It is widely hoped that the process of political and economic reform currently taking place in Myanmar will be the catalyst for turning the country’s obvious economic potential into sustainable and inclusive economic growth just as they have already precipitated a suspension of economic sanctions and helped improve Myanmar’s standing within the international community.
During their respective 2012 state visits both U.S. President Barack Obama and British Prime Minister David Cameron spoke optimistically about Myanmar’s future prospects. Reforms have also drawn praise from the E.U., the United Nations and the IMF which has earmarked US$245 million in credit and grant funding under an 18-month work plan. The Asian Development Bank (“ADB”), the World Bank, and other international organisations have also re-engaged with the country.
The transition to a fully functioning market based economy cannot be achieved overnight. The process is likely to be lengthy, complex and not without its difficulties. The challenges ahead are numerous and include, but are not limited to, the normalisation of domestic politics, agrarian reform, the development of democratic institutions and legal and regulatory frameworks, the emergence of a reliable and effective banking system, inflation control, and the settling of ethno-religious conflicts. Myanmar currently suffers from poorly developed road, rail and port infrastructure, a skills shortage, inadequate power and water supplies and a deficient telecommunications network. One of the most difficult tasks facing the government will be the management of increased foreign direct investment to ensure broad based economic development.

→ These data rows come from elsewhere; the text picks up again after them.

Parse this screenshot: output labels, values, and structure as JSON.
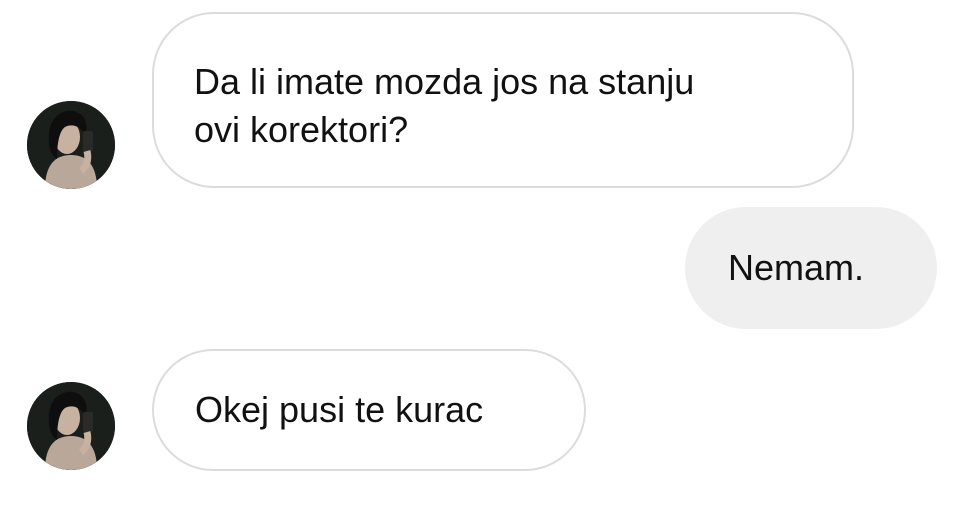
{
  "conversation": {
    "messages": [
      {
        "direction": "incoming",
        "text": "Da li imate mozda jos na stanju\novi korektori?"
      },
      {
        "direction": "outgoing",
        "text": "Nemam."
      },
      {
        "direction": "incoming",
        "text": "Okej pusi te kurac"
      }
    ]
  },
  "colors": {
    "incoming_bubble_bg": "#ffffff",
    "incoming_bubble_border": "#dcdcdc",
    "outgoing_bubble_bg": "#efefef",
    "text": "#111111"
  },
  "icons": {
    "avatar": "sender-avatar"
  }
}
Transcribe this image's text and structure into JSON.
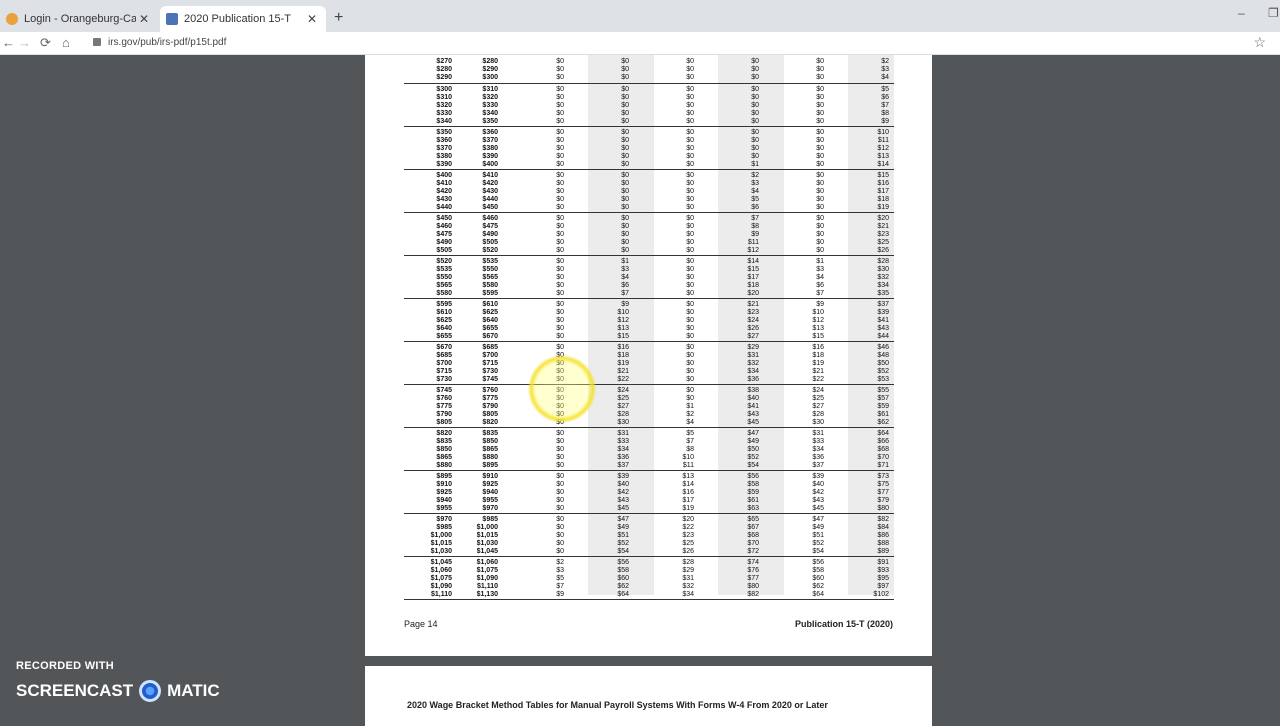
{
  "browser": {
    "tabs": [
      {
        "title": "Login - Orangeburg-Calhoun Te",
        "active": false
      },
      {
        "title": "2020 Publication 15-T",
        "active": true
      }
    ],
    "url": "irs.gov/pub/irs-pdf/p15t.pdf"
  },
  "document": {
    "footer_left": "Page 14",
    "footer_right": "Publication 15-T (2020)",
    "next_page_heading": "2020 Wage Bracket Method Tables for Manual Payroll Systems With Forms W-4 From 2020 or Later",
    "rows": [
      [
        "$270",
        "$280",
        "$0",
        "$0",
        "$0",
        "$0",
        "$0",
        "$2"
      ],
      [
        "$280",
        "$290",
        "$0",
        "$0",
        "$0",
        "$0",
        "$0",
        "$3"
      ],
      [
        "$290",
        "$300",
        "$0",
        "$0",
        "$0",
        "$0",
        "$0",
        "$4"
      ],
      [
        "$300",
        "$310",
        "$0",
        "$0",
        "$0",
        "$0",
        "$0",
        "$5"
      ],
      [
        "$310",
        "$320",
        "$0",
        "$0",
        "$0",
        "$0",
        "$0",
        "$6"
      ],
      [
        "$320",
        "$330",
        "$0",
        "$0",
        "$0",
        "$0",
        "$0",
        "$7"
      ],
      [
        "$330",
        "$340",
        "$0",
        "$0",
        "$0",
        "$0",
        "$0",
        "$8"
      ],
      [
        "$340",
        "$350",
        "$0",
        "$0",
        "$0",
        "$0",
        "$0",
        "$9"
      ],
      [
        "$350",
        "$360",
        "$0",
        "$0",
        "$0",
        "$0",
        "$0",
        "$10"
      ],
      [
        "$360",
        "$370",
        "$0",
        "$0",
        "$0",
        "$0",
        "$0",
        "$11"
      ],
      [
        "$370",
        "$380",
        "$0",
        "$0",
        "$0",
        "$0",
        "$0",
        "$12"
      ],
      [
        "$380",
        "$390",
        "$0",
        "$0",
        "$0",
        "$0",
        "$0",
        "$13"
      ],
      [
        "$390",
        "$400",
        "$0",
        "$0",
        "$0",
        "$1",
        "$0",
        "$14"
      ],
      [
        "$400",
        "$410",
        "$0",
        "$0",
        "$0",
        "$2",
        "$0",
        "$15"
      ],
      [
        "$410",
        "$420",
        "$0",
        "$0",
        "$0",
        "$3",
        "$0",
        "$16"
      ],
      [
        "$420",
        "$430",
        "$0",
        "$0",
        "$0",
        "$4",
        "$0",
        "$17"
      ],
      [
        "$430",
        "$440",
        "$0",
        "$0",
        "$0",
        "$5",
        "$0",
        "$18"
      ],
      [
        "$440",
        "$450",
        "$0",
        "$0",
        "$0",
        "$6",
        "$0",
        "$19"
      ],
      [
        "$450",
        "$460",
        "$0",
        "$0",
        "$0",
        "$7",
        "$0",
        "$20"
      ],
      [
        "$460",
        "$475",
        "$0",
        "$0",
        "$0",
        "$8",
        "$0",
        "$21"
      ],
      [
        "$475",
        "$490",
        "$0",
        "$0",
        "$0",
        "$9",
        "$0",
        "$23"
      ],
      [
        "$490",
        "$505",
        "$0",
        "$0",
        "$0",
        "$11",
        "$0",
        "$25"
      ],
      [
        "$505",
        "$520",
        "$0",
        "$0",
        "$0",
        "$12",
        "$0",
        "$26"
      ],
      [
        "$520",
        "$535",
        "$0",
        "$1",
        "$0",
        "$14",
        "$1",
        "$28"
      ],
      [
        "$535",
        "$550",
        "$0",
        "$3",
        "$0",
        "$15",
        "$3",
        "$30"
      ],
      [
        "$550",
        "$565",
        "$0",
        "$4",
        "$0",
        "$17",
        "$4",
        "$32"
      ],
      [
        "$565",
        "$580",
        "$0",
        "$6",
        "$0",
        "$18",
        "$6",
        "$34"
      ],
      [
        "$580",
        "$595",
        "$0",
        "$7",
        "$0",
        "$20",
        "$7",
        "$35"
      ],
      [
        "$595",
        "$610",
        "$0",
        "$9",
        "$0",
        "$21",
        "$9",
        "$37"
      ],
      [
        "$610",
        "$625",
        "$0",
        "$10",
        "$0",
        "$23",
        "$10",
        "$39"
      ],
      [
        "$625",
        "$640",
        "$0",
        "$12",
        "$0",
        "$24",
        "$12",
        "$41"
      ],
      [
        "$640",
        "$655",
        "$0",
        "$13",
        "$0",
        "$26",
        "$13",
        "$43"
      ],
      [
        "$655",
        "$670",
        "$0",
        "$15",
        "$0",
        "$27",
        "$15",
        "$44"
      ],
      [
        "$670",
        "$685",
        "$0",
        "$16",
        "$0",
        "$29",
        "$16",
        "$46"
      ],
      [
        "$685",
        "$700",
        "$0",
        "$18",
        "$0",
        "$31",
        "$18",
        "$48"
      ],
      [
        "$700",
        "$715",
        "$0",
        "$19",
        "$0",
        "$32",
        "$19",
        "$50"
      ],
      [
        "$715",
        "$730",
        "$0",
        "$21",
        "$0",
        "$34",
        "$21",
        "$52"
      ],
      [
        "$730",
        "$745",
        "$0",
        "$22",
        "$0",
        "$36",
        "$22",
        "$53"
      ],
      [
        "$745",
        "$760",
        "$0",
        "$24",
        "$0",
        "$38",
        "$24",
        "$55"
      ],
      [
        "$760",
        "$775",
        "$0",
        "$25",
        "$0",
        "$40",
        "$25",
        "$57"
      ],
      [
        "$775",
        "$790",
        "$0",
        "$27",
        "$1",
        "$41",
        "$27",
        "$59"
      ],
      [
        "$790",
        "$805",
        "$0",
        "$28",
        "$2",
        "$43",
        "$28",
        "$61"
      ],
      [
        "$805",
        "$820",
        "$0",
        "$30",
        "$4",
        "$45",
        "$30",
        "$62"
      ],
      [
        "$820",
        "$835",
        "$0",
        "$31",
        "$5",
        "$47",
        "$31",
        "$64"
      ],
      [
        "$835",
        "$850",
        "$0",
        "$33",
        "$7",
        "$49",
        "$33",
        "$66"
      ],
      [
        "$850",
        "$865",
        "$0",
        "$34",
        "$8",
        "$50",
        "$34",
        "$68"
      ],
      [
        "$865",
        "$880",
        "$0",
        "$36",
        "$10",
        "$52",
        "$36",
        "$70"
      ],
      [
        "$880",
        "$895",
        "$0",
        "$37",
        "$11",
        "$54",
        "$37",
        "$71"
      ],
      [
        "$895",
        "$910",
        "$0",
        "$39",
        "$13",
        "$56",
        "$39",
        "$73"
      ],
      [
        "$910",
        "$925",
        "$0",
        "$40",
        "$14",
        "$58",
        "$40",
        "$75"
      ],
      [
        "$925",
        "$940",
        "$0",
        "$42",
        "$16",
        "$59",
        "$42",
        "$77"
      ],
      [
        "$940",
        "$955",
        "$0",
        "$43",
        "$17",
        "$61",
        "$43",
        "$79"
      ],
      [
        "$955",
        "$970",
        "$0",
        "$45",
        "$19",
        "$63",
        "$45",
        "$80"
      ],
      [
        "$970",
        "$985",
        "$0",
        "$47",
        "$20",
        "$65",
        "$47",
        "$82"
      ],
      [
        "$985",
        "$1,000",
        "$0",
        "$49",
        "$22",
        "$67",
        "$49",
        "$84"
      ],
      [
        "$1,000",
        "$1,015",
        "$0",
        "$51",
        "$23",
        "$68",
        "$51",
        "$86"
      ],
      [
        "$1,015",
        "$1,030",
        "$0",
        "$52",
        "$25",
        "$70",
        "$52",
        "$88"
      ],
      [
        "$1,030",
        "$1,045",
        "$0",
        "$54",
        "$26",
        "$72",
        "$54",
        "$89"
      ],
      [
        "$1,045",
        "$1,060",
        "$2",
        "$56",
        "$28",
        "$74",
        "$56",
        "$91"
      ],
      [
        "$1,060",
        "$1,075",
        "$3",
        "$58",
        "$29",
        "$76",
        "$58",
        "$93"
      ],
      [
        "$1,075",
        "$1,090",
        "$5",
        "$60",
        "$31",
        "$77",
        "$60",
        "$95"
      ],
      [
        "$1,090",
        "$1,110",
        "$7",
        "$62",
        "$32",
        "$80",
        "$62",
        "$97"
      ],
      [
        "$1,110",
        "$1,130",
        "$9",
        "$64",
        "$34",
        "$82",
        "$64",
        "$102"
      ]
    ]
  },
  "watermark": {
    "line1": "RECORDED WITH",
    "line2_left": "SCREENCAST",
    "line2_right": "MATIC"
  },
  "colors": {
    "page_bg": "#525659",
    "cursor_highlight": "#f5e128"
  }
}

Despite the magnitude of the challenges ahead there are plenty of reasons to be optimistic about Myanmar’s prospects. The country enjoys well-established trade links with China, Singapore, Japan, Thailand, Malaysia and India. Myanmar also has the advantage of being able to learn from the development experiences of its ASEAN neighbours. Its geographic location between Southeast Asia, China and the Indian sub-continent places it at a gateway to a potential market of 2 billion consumers. It is rich in natural resources, including gold, gas, teak, oil, jade and gems. With 2,823 km of coastline and a myriad of cultural attractions Myanmar boasts tremendous potential as a leading holiday destination in South East Asia. Myanmar also has a strong tradition of entrepreneurship, and although restricted by sanctions its business leaders have remained active and are prepared to offer their knowledge and expertise to the government as it tries to manage the country’s transition. In its updated ‘2012 outlook’ the ADB forecasted that reforms enacted to date (including exchange rate reforms, the introduction of a new foreign investment law, and the lifting of import restrictions) would help Myanmar achieve an increase in GDP of 6.5% in 2013. It has also estimated that growth, depending on the pace and success of reforms, could reach 7% – 8% annually